Trust is complex and exists at many levels. One of our blog readers, Rob, responded to our ‘instant trust’ piece with an email that was so good, we invited him to write for us.
He asserts that while trust is recognised as core to all we do, it is important to realise that it is easily broken and difficult to restore. We must guard it carefully.
Cultivating and sustaining trust is central to Skynamo’s passion for changing the sales conversation.
Trust is core
Trust, as in all constructive relationships, is a foundational requirement in business. It is complex and exists at many levels. Some trust is baseless (which is not necessarily a bad thing but is the area conmen exploit). In business, the level of trust that is exercised is usually directly related to the extent to which either (or both) party is vulnerable (anxious/fearful) and the amount of their investment (i.e. what is potentially at risk; physical, emotional, financial or reputational.)
What is at risk for the potential customer in the first stages of the business relationship? Their initial investment is limited to time. But for the sales rep what is at stake is making the sale – a major investment because ‘no sale means no commission and eventually no company to work for’. Thus, although the initial trust required in the relationship is small, it is critical as pointed out by Prof. Frei in the earlier blog.
However, once the sale is made and he or she becomes a customer, the investment (risk) grows with a commensurate need for increase in trust. This repeats itself up to the point where your product is an essential or critical cog in the total system of their company at which time the risk to the customer is very high and deliberate efforts at maintaining trust and confidence are essential.
Trust grows and is not accidental
The question is, what builds trust and what can threaten it? While it is possible to make lists of the building blocks of trust, they are more akin to a matrix or web where the destruction of any one aspect threatens the entire system.
Companies spend significant energy and resources projecting themselves as being trustworthy. (For instance, the motto of a local hospital group is ‘Expertise that you can trust’ and the Skynamo webpage says “I am here to help – no pressure selling!

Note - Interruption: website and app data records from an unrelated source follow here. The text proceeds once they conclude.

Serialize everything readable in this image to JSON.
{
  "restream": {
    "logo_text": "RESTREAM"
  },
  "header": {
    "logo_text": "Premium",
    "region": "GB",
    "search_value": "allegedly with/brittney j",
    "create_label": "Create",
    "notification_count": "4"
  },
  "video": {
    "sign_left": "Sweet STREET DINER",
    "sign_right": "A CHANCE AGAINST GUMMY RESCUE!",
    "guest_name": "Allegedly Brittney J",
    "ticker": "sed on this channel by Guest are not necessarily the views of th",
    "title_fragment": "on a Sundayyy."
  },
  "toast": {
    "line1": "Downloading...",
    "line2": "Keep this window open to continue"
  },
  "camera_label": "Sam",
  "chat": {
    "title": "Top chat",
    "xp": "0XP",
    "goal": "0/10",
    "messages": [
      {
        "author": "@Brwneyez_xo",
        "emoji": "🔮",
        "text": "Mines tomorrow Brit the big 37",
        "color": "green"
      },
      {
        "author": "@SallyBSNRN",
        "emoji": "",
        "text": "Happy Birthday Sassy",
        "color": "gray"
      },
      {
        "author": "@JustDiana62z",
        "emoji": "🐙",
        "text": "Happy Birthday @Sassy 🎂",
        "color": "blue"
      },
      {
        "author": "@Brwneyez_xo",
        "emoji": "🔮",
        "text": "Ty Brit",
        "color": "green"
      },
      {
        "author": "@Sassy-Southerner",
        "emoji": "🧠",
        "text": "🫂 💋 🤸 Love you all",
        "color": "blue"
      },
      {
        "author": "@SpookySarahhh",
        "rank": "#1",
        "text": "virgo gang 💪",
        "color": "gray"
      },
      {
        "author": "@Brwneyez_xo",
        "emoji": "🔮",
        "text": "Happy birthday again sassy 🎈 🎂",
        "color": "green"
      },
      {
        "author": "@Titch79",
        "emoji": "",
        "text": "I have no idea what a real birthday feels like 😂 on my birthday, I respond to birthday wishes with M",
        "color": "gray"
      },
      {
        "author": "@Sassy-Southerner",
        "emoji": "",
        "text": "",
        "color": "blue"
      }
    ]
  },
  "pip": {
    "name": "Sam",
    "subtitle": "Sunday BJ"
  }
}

Promise!”). Some companies advertise by claiming that they are the leaders in their field and have been in existence for many years (Old Mutual claims 170 years). Others enhance their legitimacy by listing recognisable companies as being among their customers (e.g. McIlhenny claims royal warranty stating that they are “Supplier of Tabasco Sauce HM The Queen – Master of the Household – Granted in 2009”).
The products themselves are boosted by reputation, reviews, guarantees, compliance with standards or norms and underpinned by ongoing research and development. And then of course, the ‘Like’ button, which is the Internet’s system of rapid review.
“The goal is to build sustained customer confidence in both product and company.”
Report: Learn How the Trust Gap is Sabotaging Field Sales
5 ways of showing yourself to others as trustworthy
Besides the triangle mentioned by Prof Frei that facilitate initial trust, personnel contribute to building clients’ trust by being trustworthy through being:
Respect is demonstrated in the tone of communication, punctuality and efficiency (not wasting their time). Comply with local instructions (e.g. don’t park in the wrong bay). Be culturally aware, sensitive and appropriate. Don’t take the relationship for granted.
In the course of your interaction, sensitive information about the customer and his or her business and staff may come to your attention; making them vulnerable. Gossip is the deadly enemy of trust.
Be transparent (open and truthful) about your own, the product’s and the company’s ability to address the customer’s needs, problems and expectations; acknowledge the limitations. Take responsibility, admit mistakes and apologise. Don’t withhold awkward information and keep the customer in the dark about issues that arise that might affect them.
Provide competent, accurate and relevant service. Understand and respect personal boundaries. Don’t interfere in matters that do not concern you, unless invited.
5. Reliable and predictable
The customer needs to know that they can depend on you to follow through (keep) on your promises and commitments, consistently and on time. Take time to understand the customer’s expectations because they are the basis of his or her evaluation of your product and service. Ensure that expectations are realistic. Trust results from behaviour that meets expectations.
“Trust is easily broken and difficult to restore.
Guard it carefully.”
Have you read the UK Field Sales Trust Gap Report yet? Download it here for FREE!